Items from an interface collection
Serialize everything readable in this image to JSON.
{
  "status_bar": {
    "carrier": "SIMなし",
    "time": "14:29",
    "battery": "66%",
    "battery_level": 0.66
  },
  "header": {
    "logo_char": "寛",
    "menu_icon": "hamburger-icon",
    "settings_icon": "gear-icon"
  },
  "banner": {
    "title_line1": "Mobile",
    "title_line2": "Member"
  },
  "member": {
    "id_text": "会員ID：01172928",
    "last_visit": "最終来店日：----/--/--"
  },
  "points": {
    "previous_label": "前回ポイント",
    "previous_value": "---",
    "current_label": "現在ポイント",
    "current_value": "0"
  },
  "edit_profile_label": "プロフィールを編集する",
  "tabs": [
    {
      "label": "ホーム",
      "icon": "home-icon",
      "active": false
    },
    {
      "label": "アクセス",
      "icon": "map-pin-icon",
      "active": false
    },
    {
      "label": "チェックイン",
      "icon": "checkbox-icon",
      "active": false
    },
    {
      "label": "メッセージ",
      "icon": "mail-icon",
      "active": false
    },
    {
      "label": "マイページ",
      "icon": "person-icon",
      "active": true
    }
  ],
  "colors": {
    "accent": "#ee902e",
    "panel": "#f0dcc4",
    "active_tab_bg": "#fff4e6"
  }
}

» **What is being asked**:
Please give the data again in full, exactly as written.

» **Written response**:
Serialize everything readable in this image to JSON.
{
  "status_bar": {
    "carrier": "SIMなし",
    "time": "14:29",
    "battery": "66%",
    "battery_level": 0.66
  },
  "header": {
    "logo_char": "寛",
    "menu_icon": "hamburger-icon",
    "settings_icon": "gear-icon"
  },
  "banner": {
    "title_line1": "Mobile",
    "title_line2": "Member"
  },
  "member": {
    "id_text": "会員ID：01172928",
    "last_visit": "最終来店日：----/--/--"
  },
  "points": {
    "previous_label": "前回ポイント",
    "previous_value": "---",
    "current_label": "現在ポイント",
    "current_value": "0"
  },
  "edit_profile_label": "プロフィールを編集する",
  "tabs": [
    {
      "label": "ホーム",
      "icon": "home-icon",
      "active": false
    },
    {
      "label": "アクセス",
      "icon": "map-pin-icon",
      "active": false
    },
    {
      "label": "チェックイン",
      "icon": "checkbox-icon",
      "active": false
    },
    {
      "label": "メッセージ",
      "icon": "mail-icon",
      "active": false
    },
    {
      "label": "マイページ",
      "icon": "person-icon",
      "active": true
    }
  ],
  "colors": {
    "accent": "#ee902e",
    "panel": "#f0dcc4",
    "active_tab_bg": "#fff4e6"
  }
}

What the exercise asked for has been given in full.